#### [Problem description]
Please copy out each line of the listing that contains the word "year".

#### [Task data]
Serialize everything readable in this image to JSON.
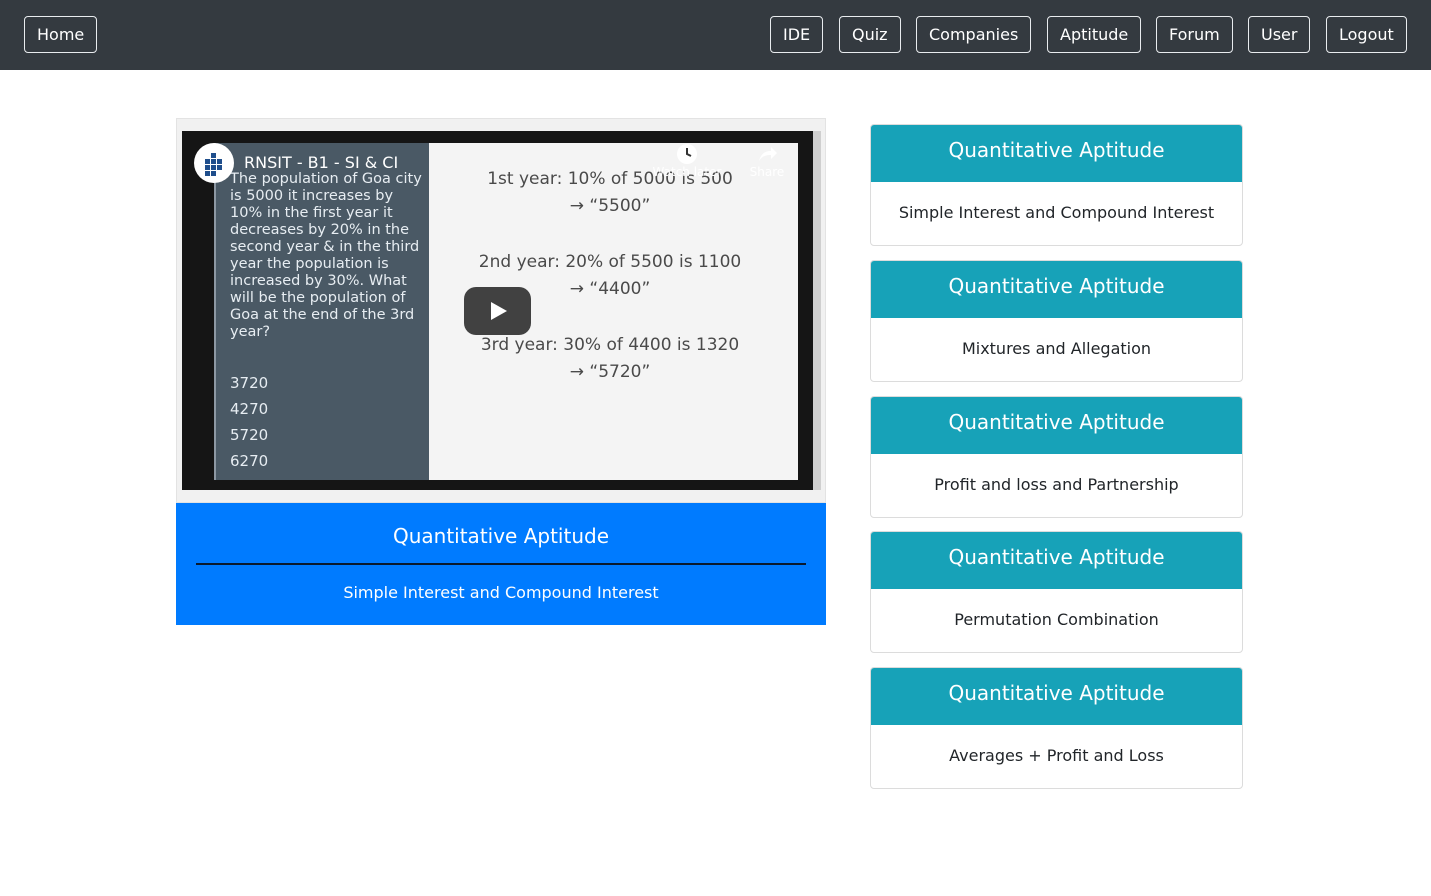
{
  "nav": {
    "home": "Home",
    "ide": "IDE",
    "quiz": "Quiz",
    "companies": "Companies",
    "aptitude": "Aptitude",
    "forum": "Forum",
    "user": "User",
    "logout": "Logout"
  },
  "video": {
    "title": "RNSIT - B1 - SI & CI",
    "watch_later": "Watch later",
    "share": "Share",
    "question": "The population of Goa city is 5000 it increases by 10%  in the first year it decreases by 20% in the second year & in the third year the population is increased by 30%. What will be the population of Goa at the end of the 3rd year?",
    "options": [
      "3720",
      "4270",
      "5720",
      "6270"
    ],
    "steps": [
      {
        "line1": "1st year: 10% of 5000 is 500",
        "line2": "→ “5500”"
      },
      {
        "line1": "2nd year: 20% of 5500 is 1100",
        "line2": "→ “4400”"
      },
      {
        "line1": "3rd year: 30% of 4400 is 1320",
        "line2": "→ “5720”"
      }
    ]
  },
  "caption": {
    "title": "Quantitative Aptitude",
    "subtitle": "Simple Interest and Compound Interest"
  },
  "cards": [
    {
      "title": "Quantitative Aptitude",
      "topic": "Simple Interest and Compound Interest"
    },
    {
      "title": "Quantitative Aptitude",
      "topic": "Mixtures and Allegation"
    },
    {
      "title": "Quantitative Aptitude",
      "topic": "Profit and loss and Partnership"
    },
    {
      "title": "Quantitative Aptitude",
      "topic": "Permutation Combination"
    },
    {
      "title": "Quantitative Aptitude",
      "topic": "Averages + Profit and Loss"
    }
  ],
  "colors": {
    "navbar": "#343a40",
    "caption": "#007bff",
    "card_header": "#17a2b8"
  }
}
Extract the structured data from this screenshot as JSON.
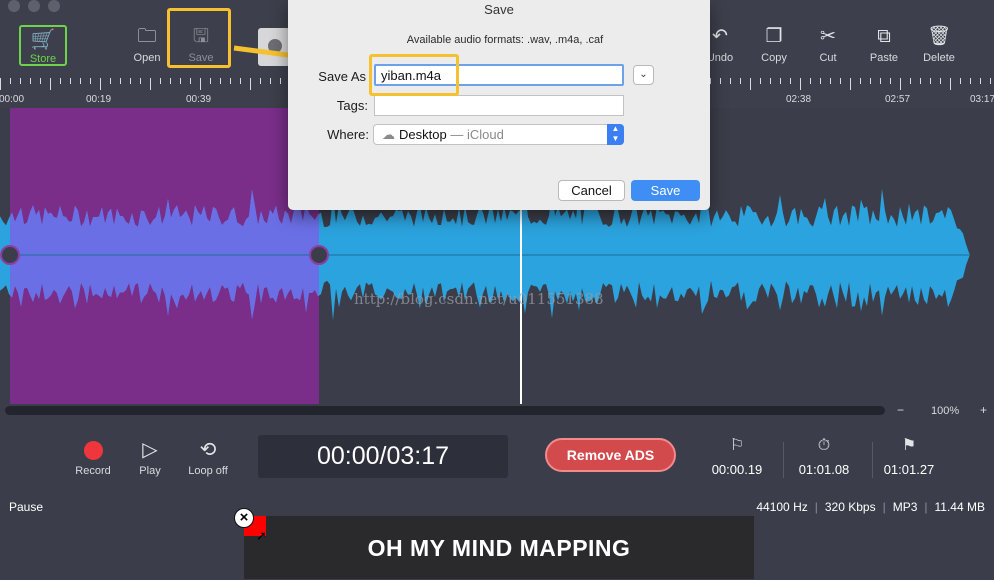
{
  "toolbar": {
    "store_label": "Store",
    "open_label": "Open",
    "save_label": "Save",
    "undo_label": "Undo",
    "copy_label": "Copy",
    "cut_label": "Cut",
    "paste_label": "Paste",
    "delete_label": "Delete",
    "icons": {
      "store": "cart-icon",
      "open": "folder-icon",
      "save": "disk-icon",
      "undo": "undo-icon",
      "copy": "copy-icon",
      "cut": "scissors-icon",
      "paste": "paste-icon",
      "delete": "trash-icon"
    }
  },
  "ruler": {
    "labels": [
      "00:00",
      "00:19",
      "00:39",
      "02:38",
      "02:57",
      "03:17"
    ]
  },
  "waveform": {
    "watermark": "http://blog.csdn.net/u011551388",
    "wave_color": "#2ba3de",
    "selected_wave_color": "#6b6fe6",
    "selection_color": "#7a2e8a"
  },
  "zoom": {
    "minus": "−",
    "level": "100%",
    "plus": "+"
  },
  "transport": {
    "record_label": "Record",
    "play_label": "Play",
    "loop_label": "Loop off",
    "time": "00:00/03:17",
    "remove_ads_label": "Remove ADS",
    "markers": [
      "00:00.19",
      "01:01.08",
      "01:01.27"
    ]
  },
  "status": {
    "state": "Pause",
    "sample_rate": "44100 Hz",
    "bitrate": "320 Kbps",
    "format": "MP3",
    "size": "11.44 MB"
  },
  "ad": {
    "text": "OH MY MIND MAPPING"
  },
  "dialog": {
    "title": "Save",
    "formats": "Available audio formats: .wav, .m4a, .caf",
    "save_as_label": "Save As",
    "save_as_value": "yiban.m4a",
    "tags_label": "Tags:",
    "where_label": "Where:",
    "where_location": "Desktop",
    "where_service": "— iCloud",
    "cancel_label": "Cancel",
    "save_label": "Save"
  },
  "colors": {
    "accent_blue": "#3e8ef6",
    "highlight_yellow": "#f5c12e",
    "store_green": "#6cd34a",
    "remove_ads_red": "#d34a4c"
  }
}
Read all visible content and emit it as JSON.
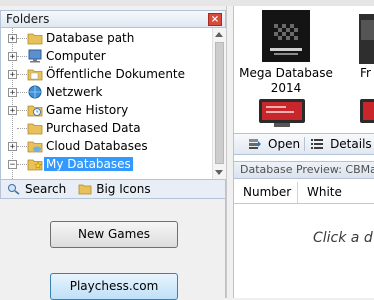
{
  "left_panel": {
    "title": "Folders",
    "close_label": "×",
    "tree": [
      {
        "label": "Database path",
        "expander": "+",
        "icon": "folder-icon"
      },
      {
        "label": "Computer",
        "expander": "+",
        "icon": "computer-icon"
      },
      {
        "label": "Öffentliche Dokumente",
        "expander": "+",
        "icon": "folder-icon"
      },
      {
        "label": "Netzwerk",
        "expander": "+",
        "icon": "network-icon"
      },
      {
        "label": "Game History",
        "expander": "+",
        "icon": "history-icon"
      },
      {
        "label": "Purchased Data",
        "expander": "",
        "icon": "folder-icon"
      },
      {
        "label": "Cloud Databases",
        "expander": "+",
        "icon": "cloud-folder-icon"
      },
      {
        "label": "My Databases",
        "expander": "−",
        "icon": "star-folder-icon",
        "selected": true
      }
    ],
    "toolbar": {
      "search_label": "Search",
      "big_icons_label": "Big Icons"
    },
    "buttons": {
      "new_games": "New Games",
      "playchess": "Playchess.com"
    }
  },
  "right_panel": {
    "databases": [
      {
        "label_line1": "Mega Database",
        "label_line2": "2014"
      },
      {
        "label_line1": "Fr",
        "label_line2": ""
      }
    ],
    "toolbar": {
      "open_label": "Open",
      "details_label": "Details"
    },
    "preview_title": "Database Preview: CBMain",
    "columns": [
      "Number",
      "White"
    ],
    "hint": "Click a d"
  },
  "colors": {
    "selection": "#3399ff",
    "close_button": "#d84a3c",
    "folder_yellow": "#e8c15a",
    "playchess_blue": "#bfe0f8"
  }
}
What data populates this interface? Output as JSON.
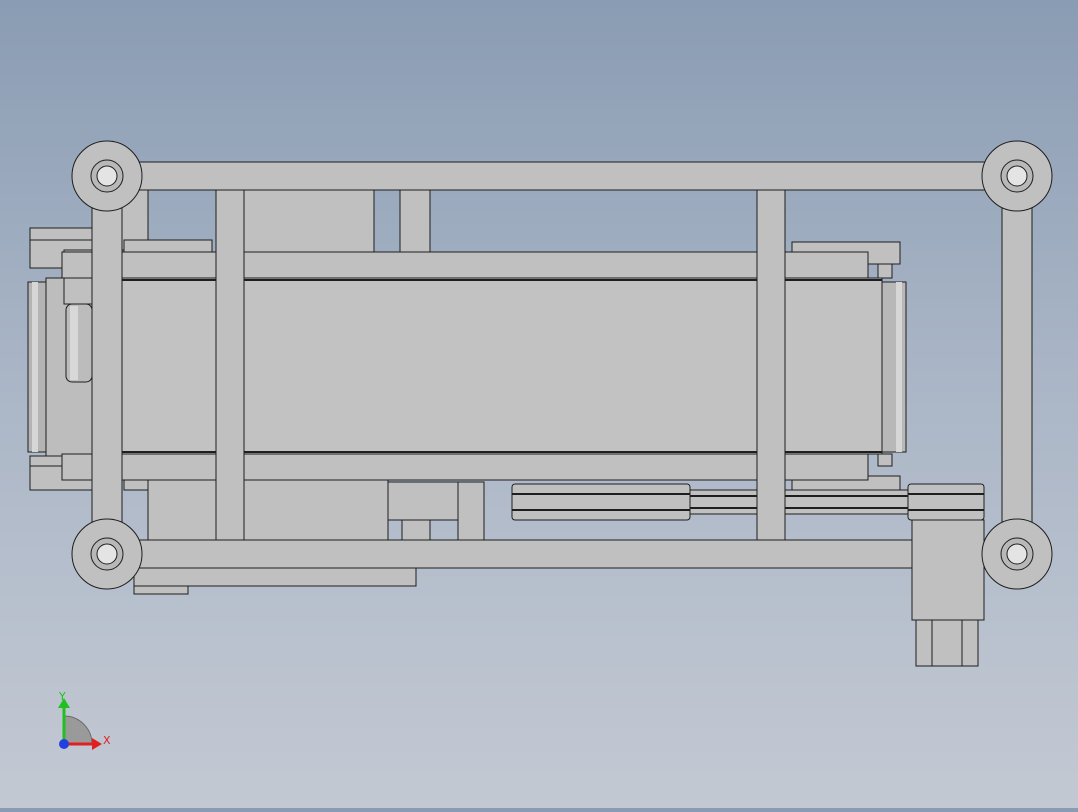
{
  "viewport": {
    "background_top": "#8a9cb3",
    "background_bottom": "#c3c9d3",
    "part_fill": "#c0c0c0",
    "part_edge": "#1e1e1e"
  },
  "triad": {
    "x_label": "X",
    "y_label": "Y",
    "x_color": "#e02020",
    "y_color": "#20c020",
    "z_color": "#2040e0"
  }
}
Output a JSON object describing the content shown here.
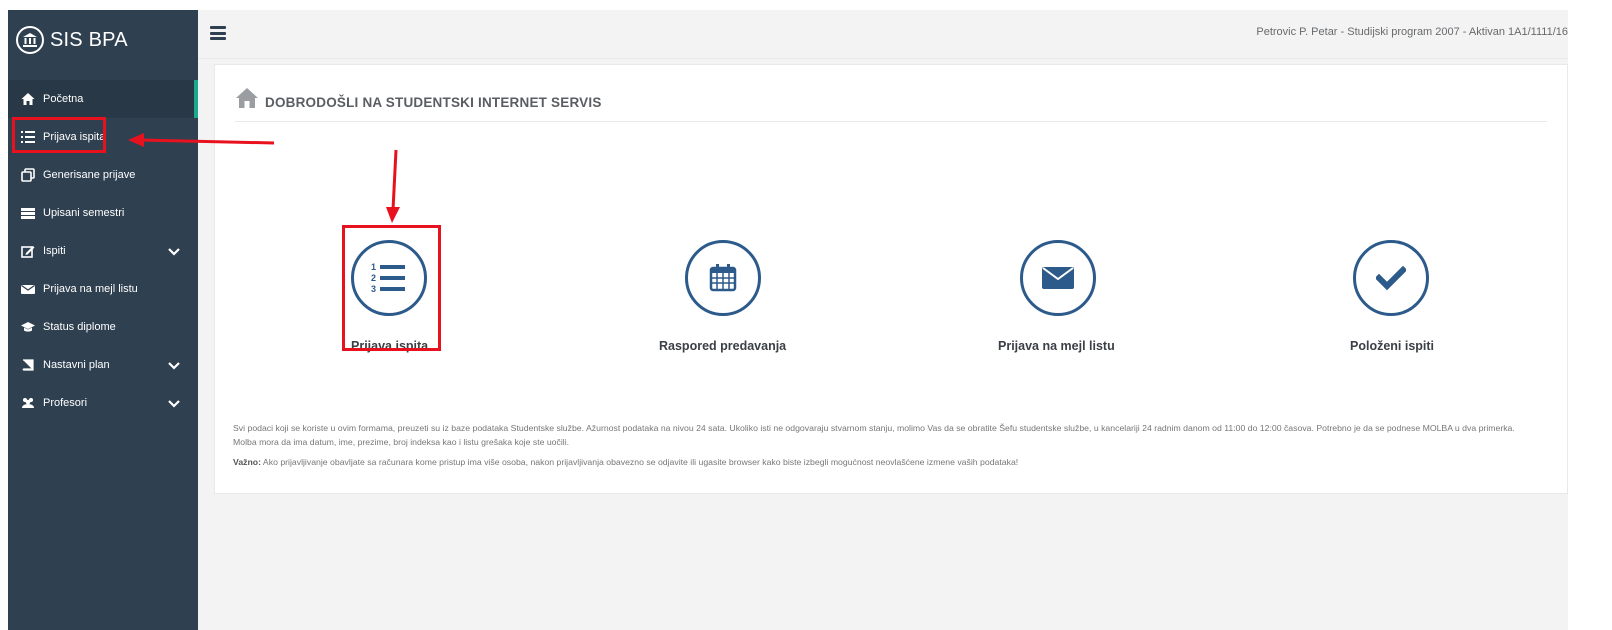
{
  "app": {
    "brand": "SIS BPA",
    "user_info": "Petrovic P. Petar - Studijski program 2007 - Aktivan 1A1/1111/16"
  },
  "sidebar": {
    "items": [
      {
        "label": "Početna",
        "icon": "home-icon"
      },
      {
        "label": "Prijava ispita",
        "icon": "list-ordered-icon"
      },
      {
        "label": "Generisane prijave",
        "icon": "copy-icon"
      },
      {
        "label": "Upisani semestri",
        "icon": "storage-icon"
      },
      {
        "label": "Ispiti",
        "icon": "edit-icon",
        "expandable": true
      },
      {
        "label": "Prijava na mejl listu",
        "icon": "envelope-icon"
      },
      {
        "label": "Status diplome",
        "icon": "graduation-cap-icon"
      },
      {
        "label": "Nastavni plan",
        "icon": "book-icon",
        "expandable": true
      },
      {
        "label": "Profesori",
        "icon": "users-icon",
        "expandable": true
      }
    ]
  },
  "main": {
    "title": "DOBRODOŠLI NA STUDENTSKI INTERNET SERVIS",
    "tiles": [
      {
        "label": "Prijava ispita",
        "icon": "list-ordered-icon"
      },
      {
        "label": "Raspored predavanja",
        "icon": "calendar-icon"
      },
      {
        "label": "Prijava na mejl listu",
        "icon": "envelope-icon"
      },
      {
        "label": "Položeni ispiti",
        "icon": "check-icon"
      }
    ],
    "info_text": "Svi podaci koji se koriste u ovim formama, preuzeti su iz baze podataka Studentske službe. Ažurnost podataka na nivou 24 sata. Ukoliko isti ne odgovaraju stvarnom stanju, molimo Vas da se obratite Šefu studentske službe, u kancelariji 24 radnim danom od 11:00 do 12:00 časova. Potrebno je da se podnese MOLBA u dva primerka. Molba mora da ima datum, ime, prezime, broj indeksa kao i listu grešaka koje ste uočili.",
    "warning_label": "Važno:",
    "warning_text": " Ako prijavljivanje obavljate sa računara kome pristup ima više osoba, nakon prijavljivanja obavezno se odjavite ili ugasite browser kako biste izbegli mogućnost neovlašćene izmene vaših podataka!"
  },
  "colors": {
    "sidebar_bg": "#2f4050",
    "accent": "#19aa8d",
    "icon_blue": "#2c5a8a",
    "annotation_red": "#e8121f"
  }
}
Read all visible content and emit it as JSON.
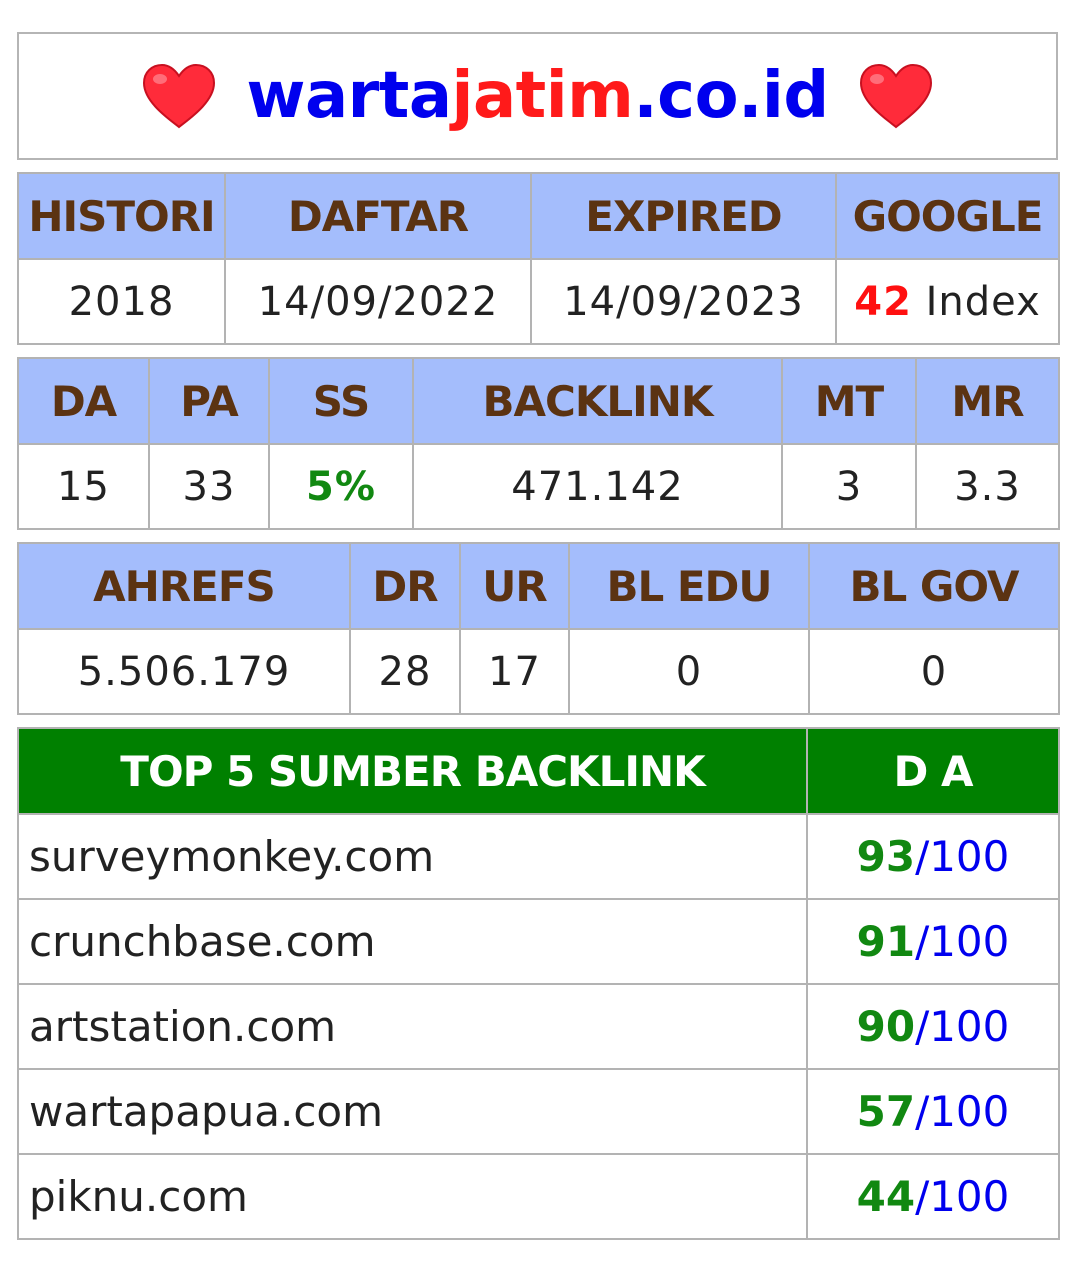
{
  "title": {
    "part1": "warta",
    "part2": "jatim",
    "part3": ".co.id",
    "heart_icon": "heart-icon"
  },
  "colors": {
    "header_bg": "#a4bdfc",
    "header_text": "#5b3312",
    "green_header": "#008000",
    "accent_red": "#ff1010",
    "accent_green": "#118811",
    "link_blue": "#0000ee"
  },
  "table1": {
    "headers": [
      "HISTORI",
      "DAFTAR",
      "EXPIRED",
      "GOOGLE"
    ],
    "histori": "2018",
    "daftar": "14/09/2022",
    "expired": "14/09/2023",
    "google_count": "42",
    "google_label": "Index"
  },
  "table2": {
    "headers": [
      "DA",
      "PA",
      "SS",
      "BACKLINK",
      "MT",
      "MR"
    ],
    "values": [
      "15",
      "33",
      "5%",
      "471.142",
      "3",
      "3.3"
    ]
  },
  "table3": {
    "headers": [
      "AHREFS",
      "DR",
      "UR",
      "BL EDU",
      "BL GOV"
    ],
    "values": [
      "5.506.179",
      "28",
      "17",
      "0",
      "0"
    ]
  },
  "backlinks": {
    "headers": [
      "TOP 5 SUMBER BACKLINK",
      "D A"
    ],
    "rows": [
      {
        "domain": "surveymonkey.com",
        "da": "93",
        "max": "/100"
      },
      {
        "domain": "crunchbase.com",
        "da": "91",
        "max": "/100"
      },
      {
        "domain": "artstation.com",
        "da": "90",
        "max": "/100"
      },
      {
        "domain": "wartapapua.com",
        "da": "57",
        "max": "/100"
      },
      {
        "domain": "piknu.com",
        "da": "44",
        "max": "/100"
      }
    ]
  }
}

#### [Result]
    "question": "The population of Goa city is 5000 it increases by 10%  in the first year it decreases by 20% in the second year & in the third year the population is increased by 30%. What will be the population of Goa at the end of the 3rd year?",
        "line1": "1st year: 10% of 5000 is 500",
        "line1": "2nd year: 20% of 5500 is 1100",
        "line1": "3rd year: 30% of 4400 is 1320",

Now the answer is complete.